  • 1914 – H.S. Chambers
  • 1915 – Harold John Fisher
  • 1915 – Paul Kimberley [executive]
  • 1915 – Albert Simmons
  • 1915 – George Henry Saffell
  • 1916 – Reginald Charles Bromhead [executive with Gaumont company]
  • 1916 – Sidney Thornton Smurthwaite
  • 1917 – Thomas Arthur Welsh [producer]
  • 1917 – John Pearson
  • 1918 – John Charles Ernest Mason [cameraman]
  • 1918 – Solomon Gabriel Newman
  • 1919 – Robert Chetham
  • 1920 – Alfred G. Challis
  • 1920 – Edward Maxwell Heron
  • 1920 – Samuel Woolf Smith
  • 1920 – Ernest Edgar Blake [executive]
  • 1920 – E.W. Fredman
  • 1920 – Victor Sheridan
  • 1920 – Frederick Holmes Cooper [cameraman]
  • 1920 – George William Pearson [director]
  • 1920 – Chas. J. Miller
  • 1920 – Ernest Peall [executive]
  • 1920 – Lionel Phillips [distributor]

Well, there’s a fascinating line-up of the famous (in their small world, in their day) and the unknown. Figures like Urban, Wilkinson, Welsh, Kimberley, Pearson, Raymond and Heron were leading figures in the early British film business; many of the others were minor figures then, and are undoubtedly obscure now. What did the Anima lodge do? What advantages might it have brought to those who joined? How did the grand and the less-than-grand figures rub together? What alternative history of British silent cinema might some ingenious researcher draw from this line-up? Sadly, I cannot even tell you when the Anima lodge closed – if it ever closed. Perhaps it lingers somewhere. Someone will know.

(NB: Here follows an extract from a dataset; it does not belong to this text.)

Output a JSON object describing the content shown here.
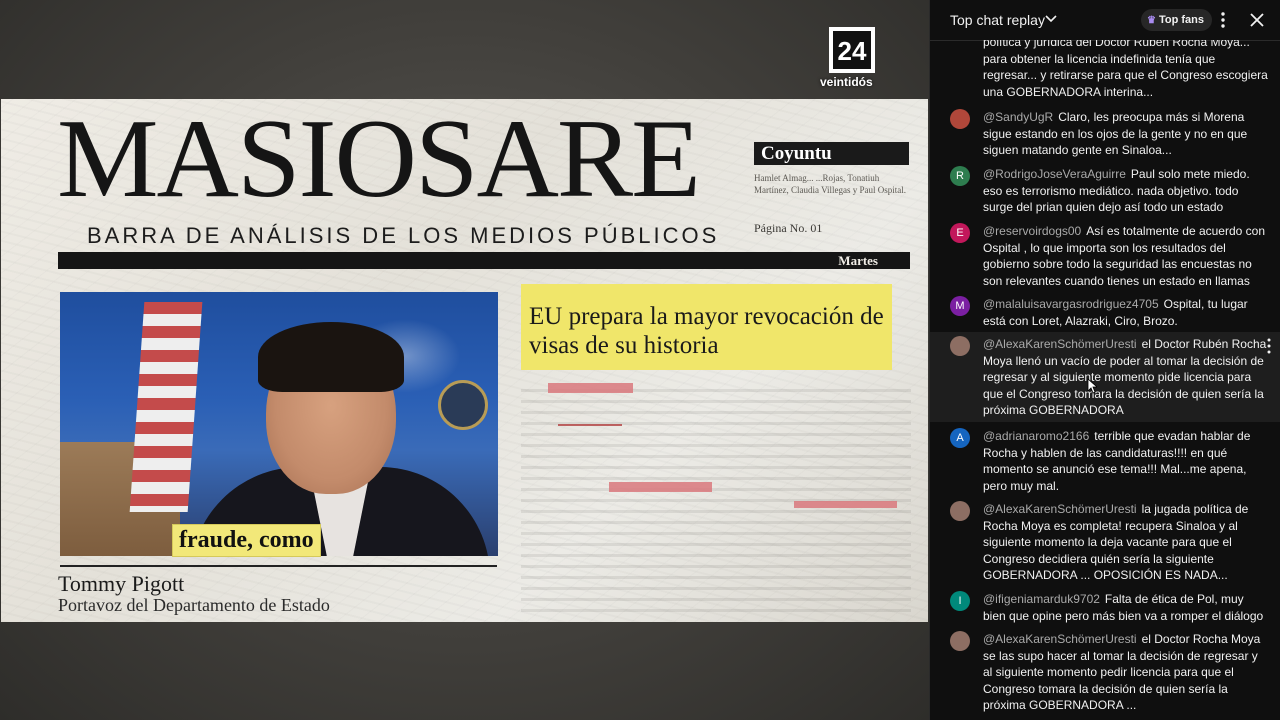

Anyone who can identify the roles of the names I haven’t been able to identify, please let me know.